Mini Lemon Meringues
Weather: 46 and gorgeous
What I’m listening to: This is Home, Switchfoot
I have a son who loves all things lemon, especially lemon desserts, like a classic lemon meringue pie. I was excited to try this mini version sans the crust. The meringue has a lovely crunch on the exterior and the interior is chewy and just melts in your mouth. And the homemade lemon curd in the center is just heavenly. You don’t really miss the crust (this coming from a die-hard crust-lover) because of the texture of the baked meringue.
Quick note: I made these first as little sandwich cookies or meringue whoopie pies, perhaps (pictured above) adapted from a terrific Joy the Baker recipe. Aren’t they cute? Being that I had some lemon curd leftover, I brainstormed a different shape to hold the curd – a meringue nest of sorts. They are equally delicious both ways, but I found the second batch much easier to eat and transport/serve. All that’s to say, you certainly have options with this recipe. Get creative and have fun with it.
I will warn you that these are terribly addictive. They’re so small and light and airy it’s easy to eat several of them without even thinking about it. But, aren’t those the best kind of recipes? I would be beyond thrilled if I went to an event (like a baby shower or an afternoon tea or a Mother’s Day lunch) that served these. They’re just so fun and bright and pretty, perfect for spring and summer.
Adapted from Joy the Baker (Lemon Curd originally from David Lebovitz)
For the Meringue:
- 2 large egg whites
- pinch of salt
- 2/3c sugar
- 1t lemon zest
- 1t vanilla
For the Curd:
- 1/2c fresh lemon juice
- 1/2c sugar
- 2 large eggs
- 2 large egg yolks
- pinch of salt
- 6T butter
To make the Meringues:
- Place oven racks in the upper and middle level of your oven. Preheat to 200. Line two baking sheets with parchment paper or silicone baking mats.
- Reserving the yolks for the lemon curd, place egg whites into the bowl of your stand mixer fitted with the whisk attachment. Beat on medium speed until foamy. Add the pinch of salt and increase speed to medium-high. Slowly add sugar. Beat until the egg whites become thick and glossy, holding stiff peaks, similar to melted marshmallow.
- Fold in the lemon zest and vanilla. Spoon into a piping bag fitted with a large star tip. To make the nest shape onto the parchment, pipe a silver-dollar sized circle, from the center outward, making sure it's solid so it will hold the curd. Then, pipe another layer around the outside edge, leaving a nest in the middle. Repeat until all the meringue has been used.
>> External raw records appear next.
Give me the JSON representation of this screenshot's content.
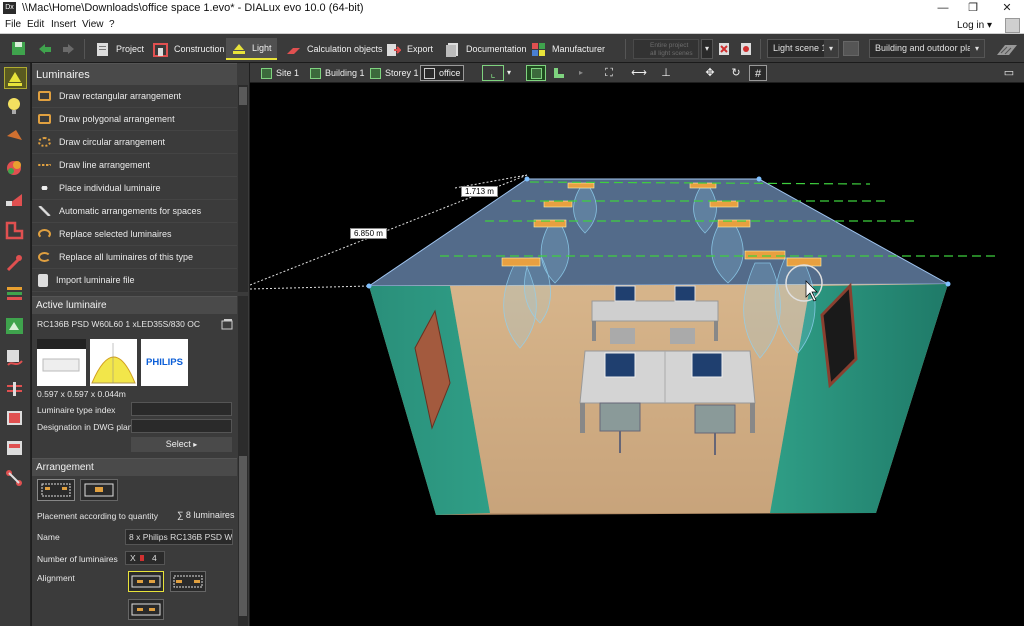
{
  "window": {
    "title": "\\\\Mac\\Home\\Downloads\\office space 1.evo* - DIALux evo 10.0  (64-bit)",
    "app_icon": "Dx",
    "controls": [
      "—",
      "❐",
      "✕"
    ]
  },
  "menu": {
    "items": [
      "File",
      "Edit",
      "Insert",
      "View",
      "?"
    ],
    "login": "Log in ▾"
  },
  "toolbar": {
    "buttons": [
      "Project",
      "Construction",
      "Light",
      "Calculation objects",
      "Export",
      "Documentation",
      "Manufacturer"
    ],
    "active": "Light",
    "entire_project": "Entire project\nall light scenes",
    "light_scene": "Light scene 1",
    "building_select": "Building and outdoor pla..."
  },
  "panel": {
    "luminaires_header": "Luminaires",
    "actions": [
      "Draw rectangular arrangement",
      "Draw polygonal arrangement",
      "Draw circular arrangement",
      "Draw line arrangement",
      "Place individual luminaire",
      "Automatic arrangements for spaces",
      "Replace selected luminaires",
      "Replace all luminaires of this type",
      "Import luminaire file"
    ],
    "active_header": "Active luminaire",
    "luminaire_name": "RC136B PSD W60L60 1 xLED35S/830 OC",
    "brand": "PHILIPS",
    "dimensions": "0.597 x 0.597 x 0.044m",
    "type_index_label": "Luminaire type index",
    "dwg_label": "Designation in DWG plan",
    "select_label": "Select",
    "arrangement_header": "Arrangement",
    "placement_label": "Placement according to quantity",
    "placement_value": "8 luminaires",
    "name_label": "Name",
    "name_value": "8 x Philips RC136B PSD W60L",
    "number_label": "Number of luminaires",
    "number_x": "X",
    "number_y": "4",
    "alignment_label": "Alignment"
  },
  "viewport_toolbar": {
    "crumbs": [
      "Site 1",
      "Building 1",
      "Storey 1",
      "office"
    ]
  },
  "scene": {
    "dim_1": "1.713 m",
    "dim_2": "6.850 m"
  },
  "colors": {
    "accent": "#e8e33a",
    "wall": "#2f9e86",
    "ceiling": "#6f8fb8",
    "floor": "#c8a27a"
  }
}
- Bake for 60-75 minutes (you'll need to try one to test doneness- meringue should be crunchy on the outside and no longer sticky, but chewy and airy on the inside. If it's still wet and frothy on the interior, they're not done yet. If it's dry and crispy throughout they are overdone).
- Cool completely on racks.
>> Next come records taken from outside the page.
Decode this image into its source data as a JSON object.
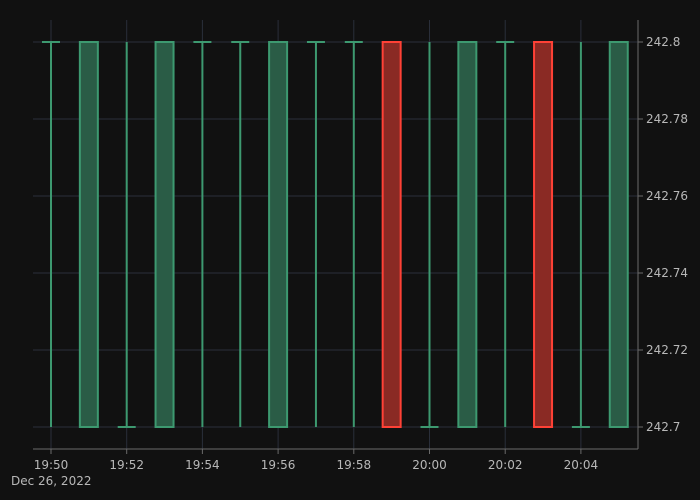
{
  "colors": {
    "background": "#111111",
    "grid": "#2a2f3a",
    "axis": "#6a6a6a",
    "increasing": "#3d9970",
    "increasing_fill": "#2a5c46",
    "decreasing": "#ff4136",
    "decreasing_fill": "#8a2a24",
    "text": "#b8b8b8"
  },
  "chart_data": {
    "type": "candlestick",
    "x_ticks": [
      "19:50",
      "19:52",
      "19:54",
      "19:56",
      "19:58",
      "20:00",
      "20:02",
      "20:04"
    ],
    "x_date_label": "Dec 26, 2022",
    "y_ticks": [
      "242.7",
      "242.72",
      "242.74",
      "242.76",
      "242.78",
      "242.8"
    ],
    "ylim": [
      242.7,
      242.8
    ],
    "xlim": [
      "19:49.5",
      "20:05.3"
    ],
    "candles": [
      {
        "t": "19:50",
        "open": 242.8,
        "high": 242.8,
        "low": 242.7,
        "close": 242.8
      },
      {
        "t": "19:51",
        "open": 242.7,
        "high": 242.8,
        "low": 242.7,
        "close": 242.8
      },
      {
        "t": "19:52",
        "open": 242.7,
        "high": 242.8,
        "low": 242.7,
        "close": 242.7
      },
      {
        "t": "19:53",
        "open": 242.7,
        "high": 242.8,
        "low": 242.7,
        "close": 242.8
      },
      {
        "t": "19:54",
        "open": 242.8,
        "high": 242.8,
        "low": 242.7,
        "close": 242.8
      },
      {
        "t": "19:55",
        "open": 242.8,
        "high": 242.8,
        "low": 242.7,
        "close": 242.8
      },
      {
        "t": "19:56",
        "open": 242.7,
        "high": 242.8,
        "low": 242.7,
        "close": 242.8
      },
      {
        "t": "19:57",
        "open": 242.8,
        "high": 242.8,
        "low": 242.7,
        "close": 242.8
      },
      {
        "t": "19:58",
        "open": 242.8,
        "high": 242.8,
        "low": 242.7,
        "close": 242.8
      },
      {
        "t": "19:59",
        "open": 242.8,
        "high": 242.8,
        "low": 242.7,
        "close": 242.7
      },
      {
        "t": "20:00",
        "open": 242.7,
        "high": 242.8,
        "low": 242.7,
        "close": 242.7
      },
      {
        "t": "20:01",
        "open": 242.7,
        "high": 242.8,
        "low": 242.7,
        "close": 242.8
      },
      {
        "t": "20:02",
        "open": 242.8,
        "high": 242.8,
        "low": 242.7,
        "close": 242.8
      },
      {
        "t": "20:03",
        "open": 242.8,
        "high": 242.8,
        "low": 242.7,
        "close": 242.7
      },
      {
        "t": "20:04",
        "open": 242.7,
        "high": 242.8,
        "low": 242.7,
        "close": 242.7
      },
      {
        "t": "20:05",
        "open": 242.7,
        "high": 242.8,
        "low": 242.7,
        "close": 242.8
      }
    ]
  }
}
To make the Curd:
- Place a fine mesh strainer over a medium bowl and set aside.
- In a medium saucepan, whisk together lemon juice, sugar, eggs, egg yolks, and salt. Turn heat to medium-low and add butter, whisking constantly. Cook the curd until the butter is completely melted and the mixture has thickened significantly, like pudding. It does not need to come to a boil, it will be fully cooked before it comes to a boil.
- Pour hot curd directly into strainer, pressing the curd through using a rubber spatula, separating out any egg bits.
- Pour curd into a jar and place a piece of plastic wrap directly onto the top of the curd to prevent a thick film from forming. Cover and refrigerate until cold.
- Place curd into a piping bag with a small tip or a plastic zip bag with a corner cut off. Squeeze curd slowly into the meringue nests until just full.
- Serve immediately.
Meringues do not last long if left to sit, especially if you live in a humid area. They are best eaten immediately after assembled. If some are leftover, store in an airtight container for up to 24 hours. They can also be frozen.
Store leftover curd in the refrigerator for up to one week.